Being from such an unusual background, it seems to me that the two sides of the supposed war aren’t very equal. Most women work outside the home, give birth in hospitals, put their kids in school, don’t have a family bed, and let their kids watch plenty of TV. There’s not a ton of competition from the “other side” here. If anything, the battle feels contrived.(Although I think a majority of American babies are breastfed for up to six months—so maybe that’s why this is perhaps the most urgent debate).
Recently, I watched “The Business of Being Born” with a friend. Even though my mom is a passionate homebirth advocate, I always vaguely assumed I’d give birth in a hospital one day. I hadn’t given it much thought, and didn’t feel particularly interested. But when I watched the film, I got curious, so I asked my gynecologist, when I saw her a couple weeks ago– what did she think about non-medicated birth? She snorted. She thought they were a bad idea. Before I could say anything more, she told me that homebirths are really dangerous and not to believe any propaganda I see or read about them. I asked about birthing centers at hospitals. She talked about the one at the hospital where she had her baby. They’re very comfortable, she said, with big beds and tubs.
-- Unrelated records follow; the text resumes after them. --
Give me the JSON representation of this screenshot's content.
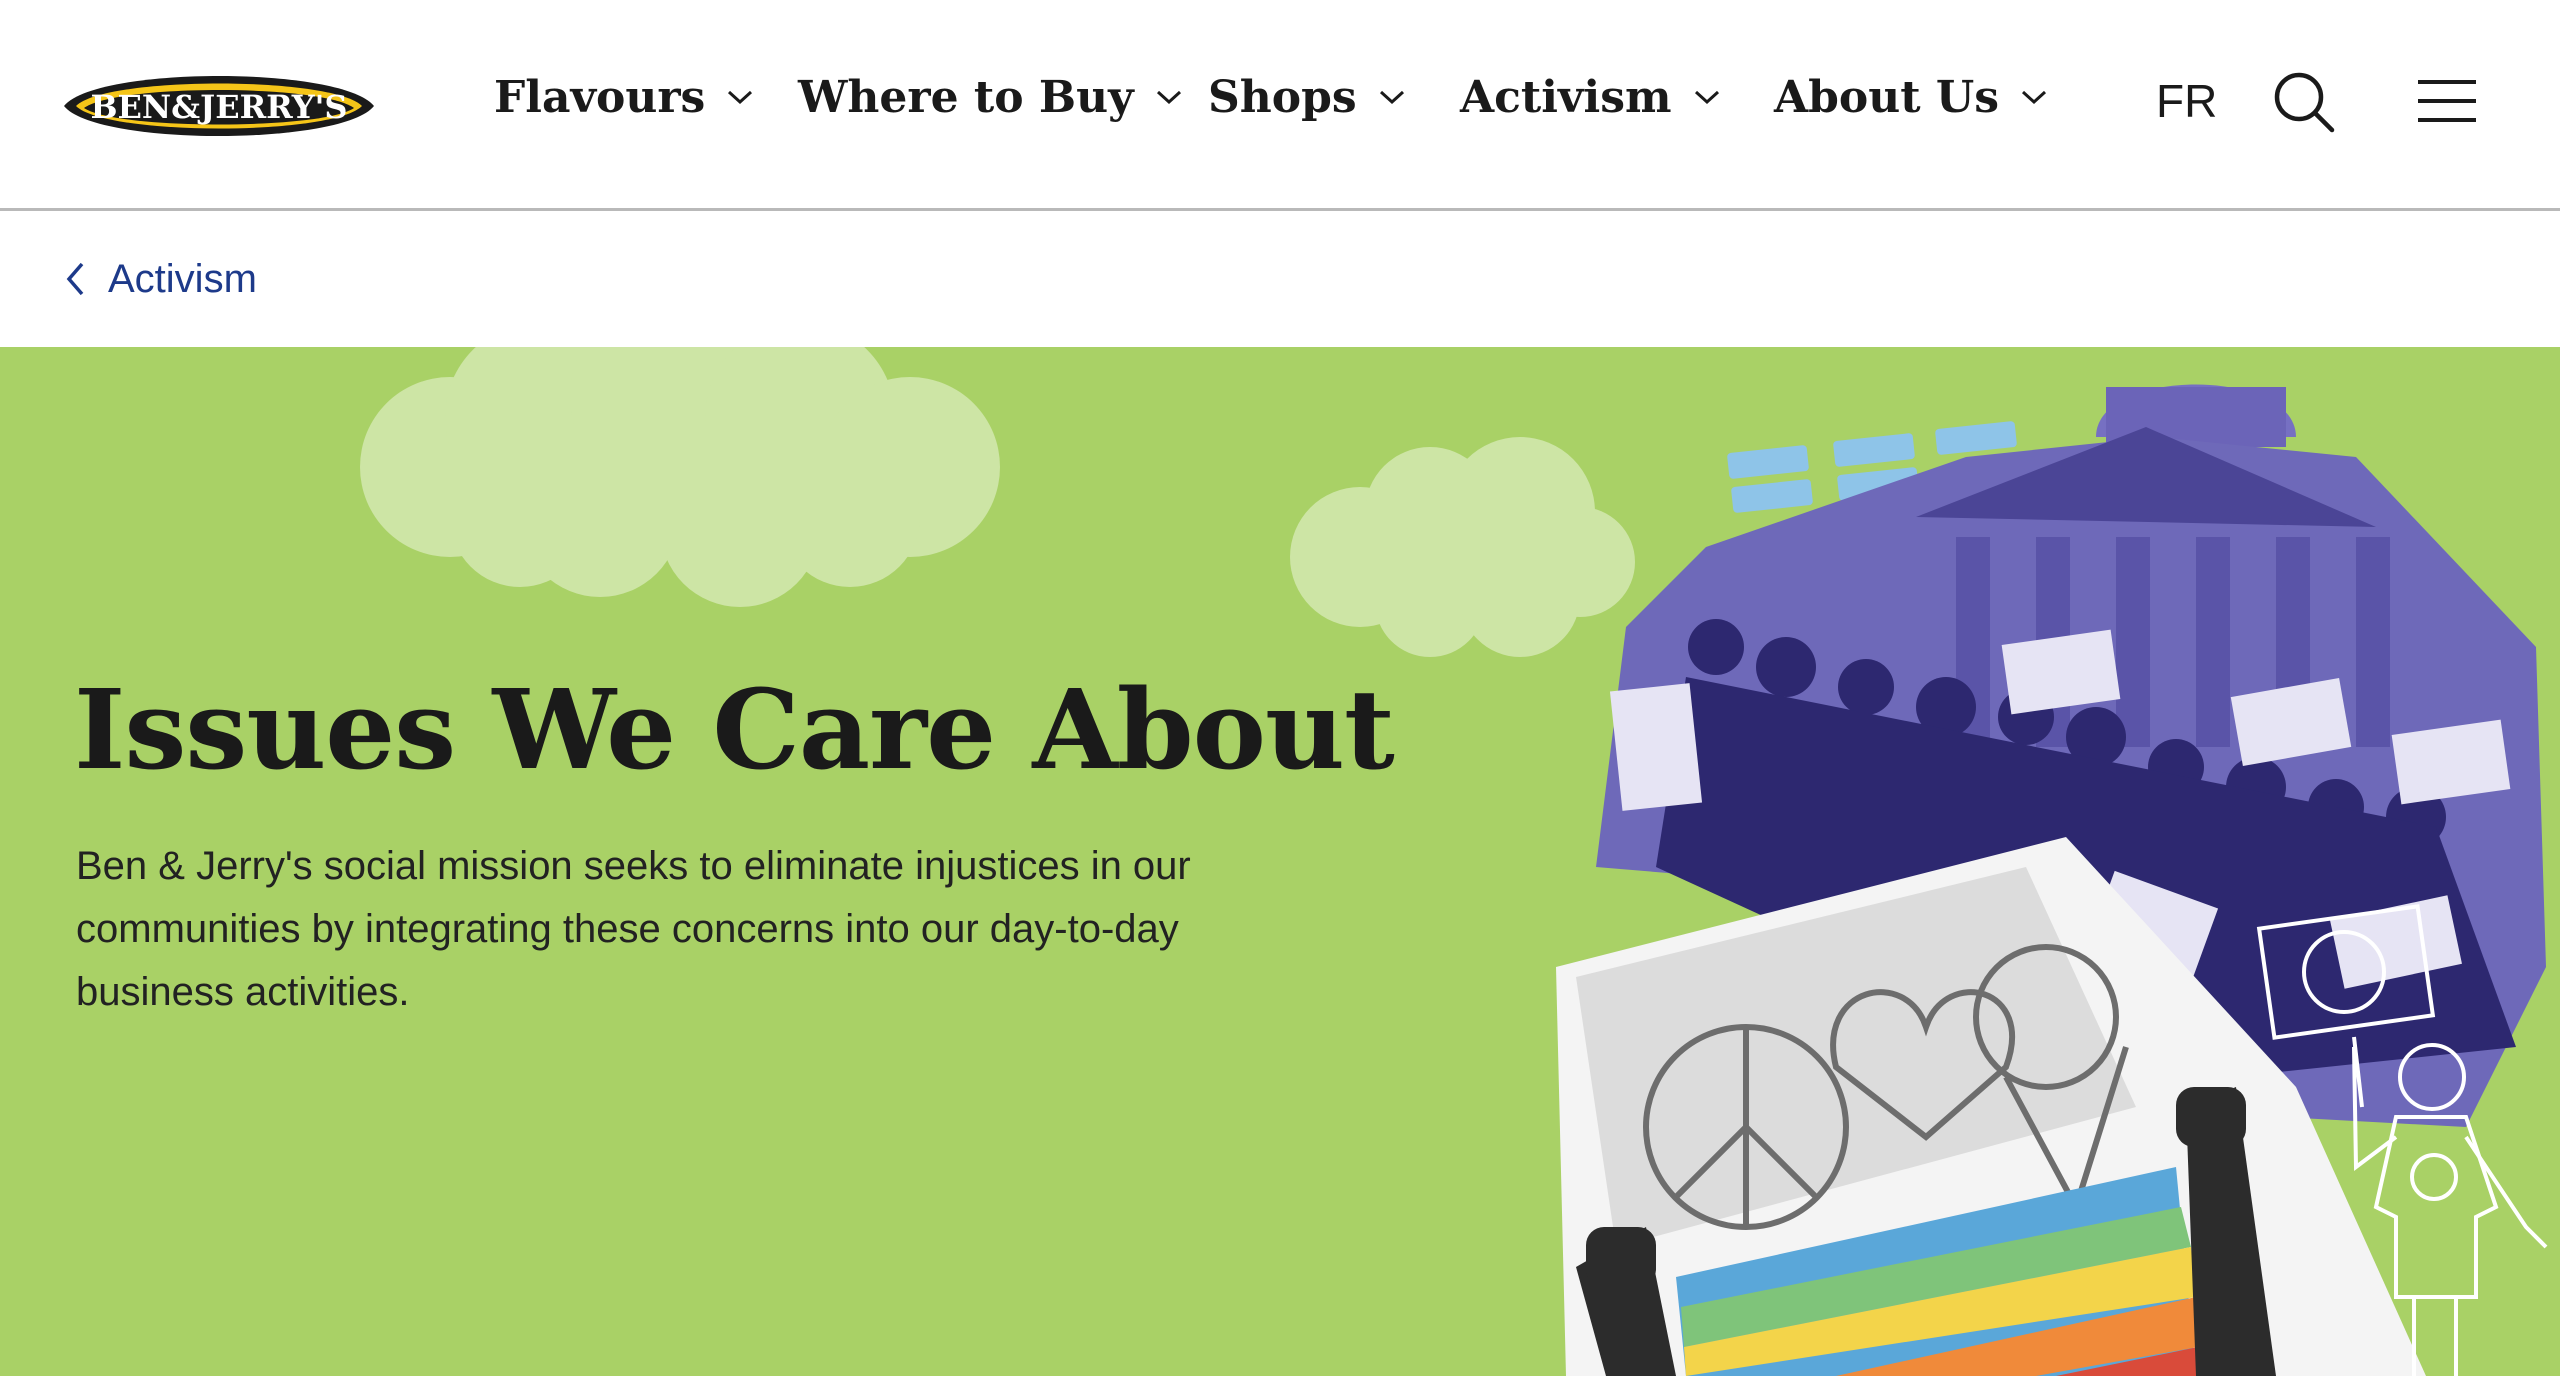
{
  "brand": {
    "logo_text": "BEN&JERRY'S",
    "colors": {
      "logo_bg": "#1a1a1a",
      "logo_fill": "#f5c518",
      "hero_green": "#a9d166",
      "link_blue": "#1d3a8a"
    }
  },
  "nav": {
    "items": [
      {
        "label": "Flavours",
        "icon": "chevron-down-icon"
      },
      {
        "label": "Where to Buy",
        "icon": "chevron-down-icon"
      },
      {
        "label": "Shops",
        "icon": "chevron-down-icon"
      },
      {
        "label": "Activism",
        "icon": "chevron-down-icon"
      },
      {
        "label": "About Us",
        "icon": "chevron-down-icon"
      }
    ],
    "language": "FR",
    "search_icon": "search-icon",
    "menu_icon": "hamburger-menu-icon"
  },
  "breadcrumb": {
    "label": "Activism",
    "icon": "chevron-left-icon"
  },
  "hero": {
    "title": "Issues We Care About",
    "description": "Ben & Jerry's social mission seeks to eliminate injustices in our communities by integrating these concerns into our day-to-day business activities."
  }
}
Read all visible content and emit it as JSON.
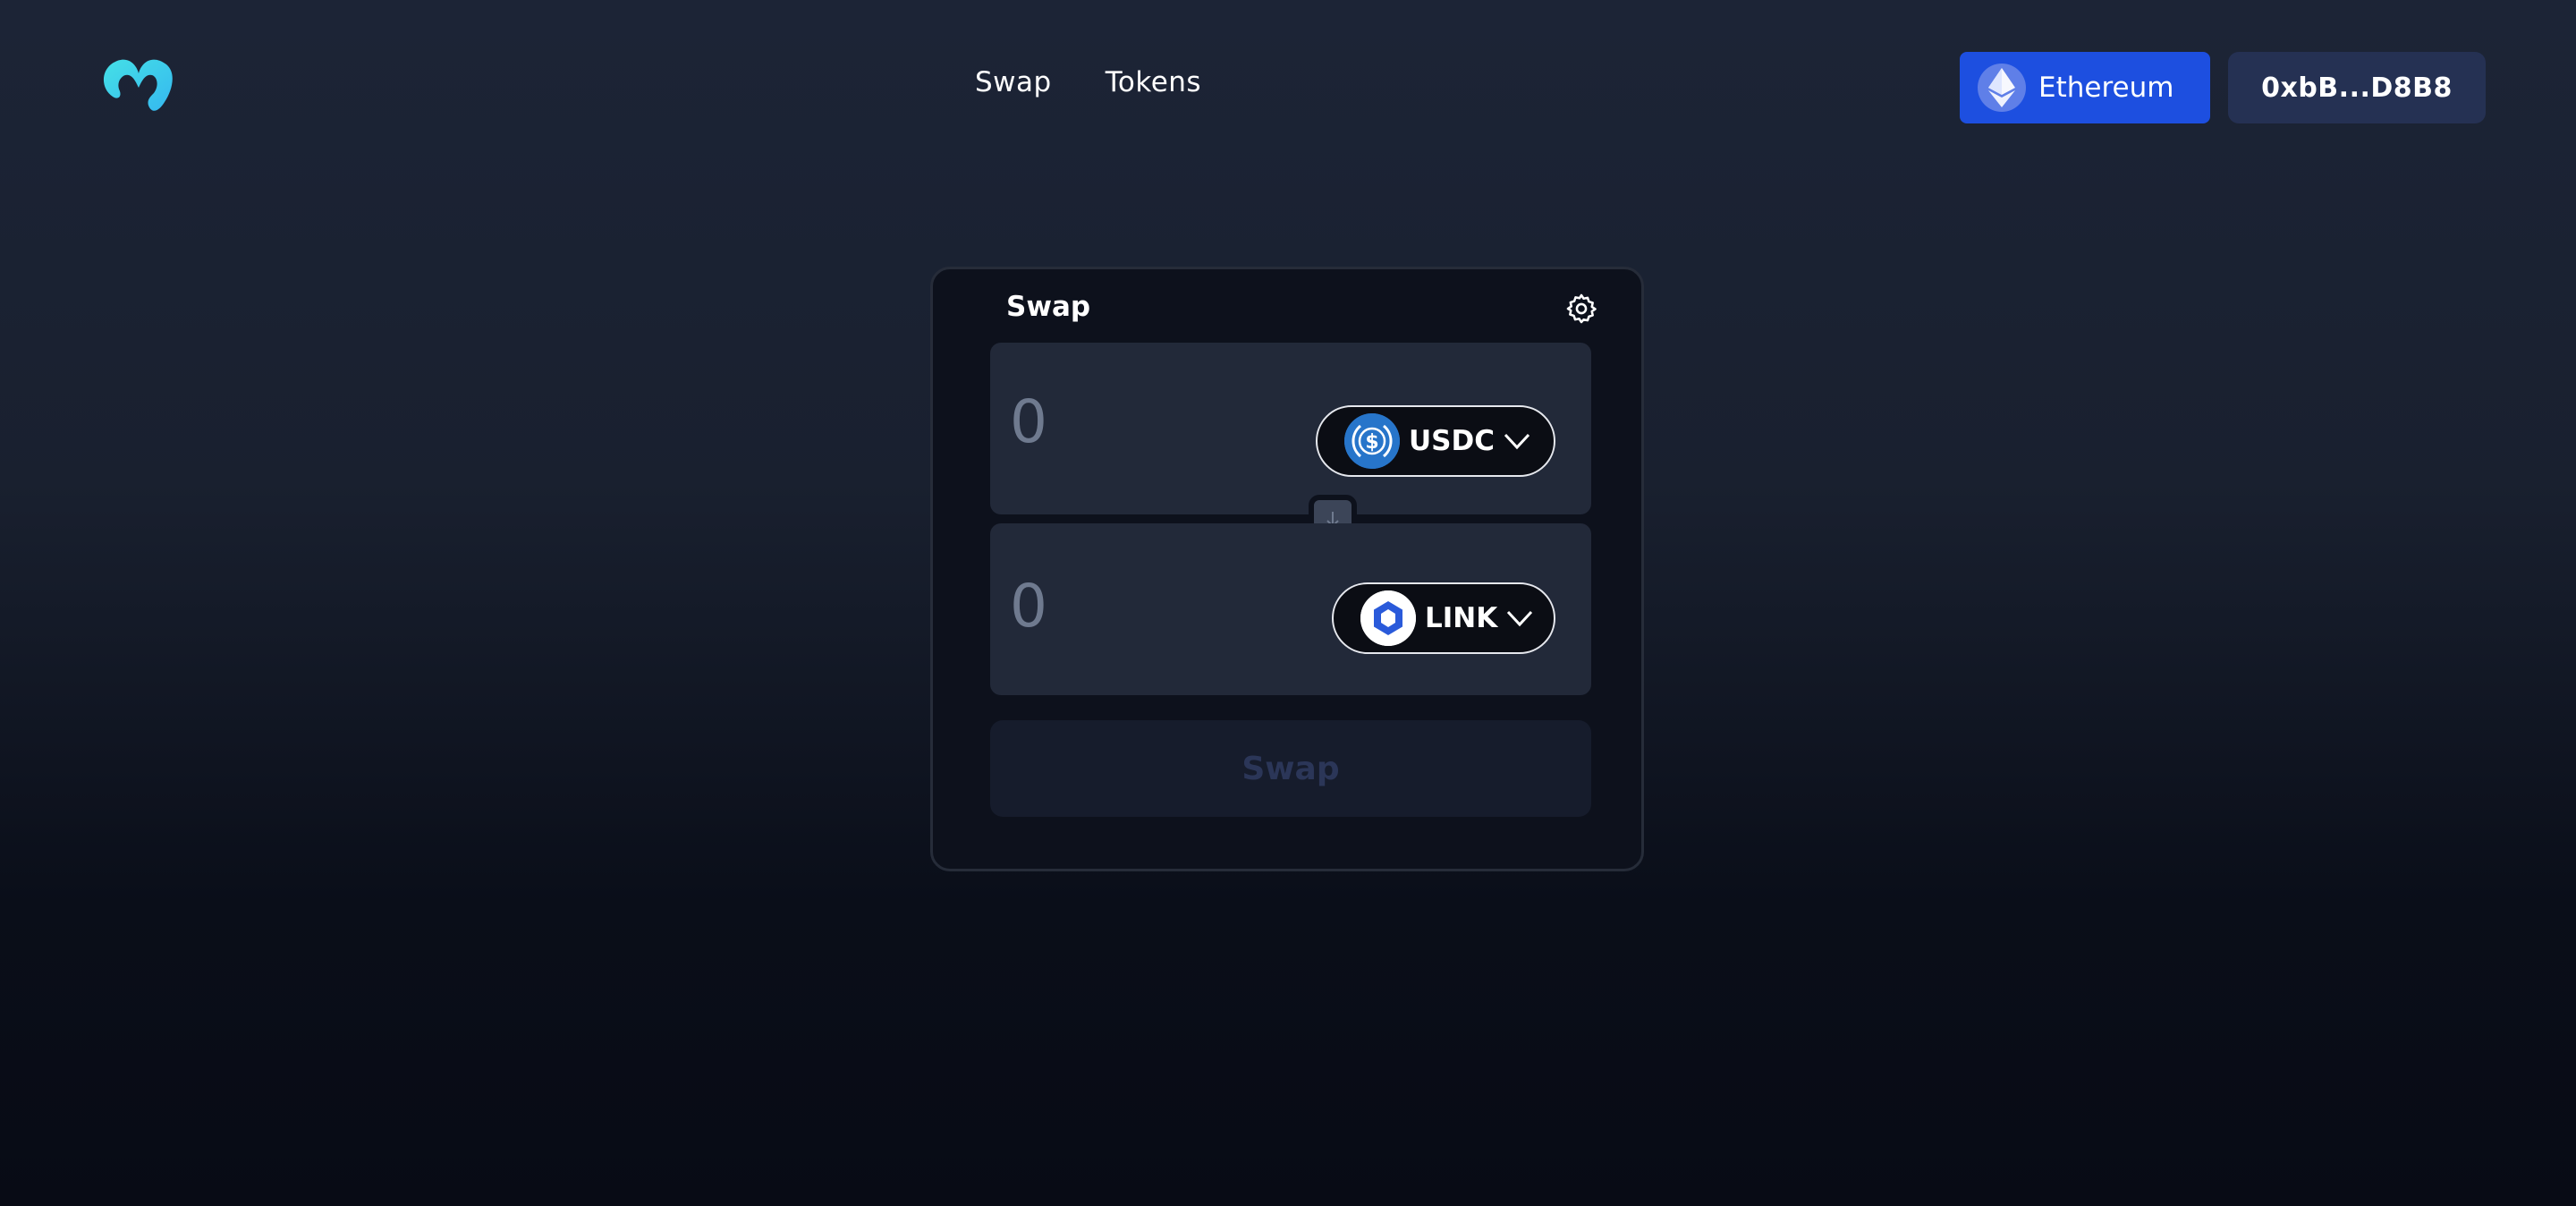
{
  "nav": {
    "links": [
      "Swap",
      "Tokens"
    ]
  },
  "network_button": {
    "label": "Ethereum",
    "icon": "ethereum-icon",
    "color": "#1d4fe0"
  },
  "account_button": {
    "label": "0xbB...D8B8"
  },
  "swap_card": {
    "title": "Swap",
    "from": {
      "amount_placeholder": "0",
      "token": "USDC",
      "icon": "usdc-icon"
    },
    "to": {
      "amount_placeholder": "0",
      "token": "LINK",
      "icon": "link-icon"
    },
    "submit_label": "Swap"
  },
  "colors": {
    "accent": "#1d4fe0",
    "logo": "#3fd3e6"
  }
}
“Sounds good,” I said, grinning. “Is that where you gave birth?”
She rolled her eyes. “I gave birth in a normal room,” she said.
I have a friend who gave birth in a “normal room.” She wrote about it, and her words were so gorgeous. She got an epidural. She was being monitored the whole time. And she was happy with her choice, and had a healthy, alert baby.
I am happy for her. Why wouldn’t I be?
So why did my gynecologist roll her eyes at me? Why, when I asked about different birthing options, did she quickly tell me that there was only one “right” way?
I think that’s the way people act when they feel like it’s a battle. There isn’t room for a second opinion. There isn’t room for another way.
When in fact, in life, everywhere, all the time, there are so many ways, you can’t possibly count them.
I am happy about the choices my mother made. As far as I can tell, the only real problem is that I can’t talk about the TV shows we all watched when we were kids with my friends, because I didn’t watch them. And it’s sort of amazing how often people talk about the TV they watched when they were kids.
I am thankful for the choices my mother made, and for my unique upbringing and that sling (even though it didn’t have cherries on it), and the big vegetable garden that I played in, and all the time I got to spend with my family, and the gentle world I learned and grew in.
But I don’t think my mother’s choices were the “right” ones. I think they were often the right ones for our family.
And while I do think some types of mothering are less healthy than others (don’t lock your screaming child in a room, please!), I don’t think that this means war. I think this means being human.
I am tired of womanhood being pushed and pulled and dragged over the coals as we argue about who is the best mom. Leave womanhood alone. Anything we are as women, that’s womanhood. Done.
No one is the best mom. Everyone who loves their children and tries to do their best by them is the best mom.
And give a girl a chance! I want to have babies in this world, too! Let’s make it a warmer, gentler place, where people have conversations, not screaming matches. Where people take off their armor and talk about how much they love their children, regardless of whether or not those children are currently being breastfed. Where people are honest about their struggles and their decisions, and how little they know, and how much they know.
Sometimes, I have a feeling that the world is already much more like that then these ongoing articles suggest. Sometimes I think we’re probably almost much closer to that then it’s profitable to admit. Because war so often is about money, isn’t it?
I am not shocked by the woman breastfeeding her three-year-old on the cover of Time Magazine. And it’s not just because I was breastfed until the age of three (honestly, I don’t remember it at all). It’s because I’m used to people trying to shock me with the catchy headlines and dramatic images of the mommy wars. It’s just a mom and a child, and a boob. Which, on their own, should not constitute a battle cry. They never really did. They shouldn’t now.
What do you think about the Time mag cover? About the mommy wars?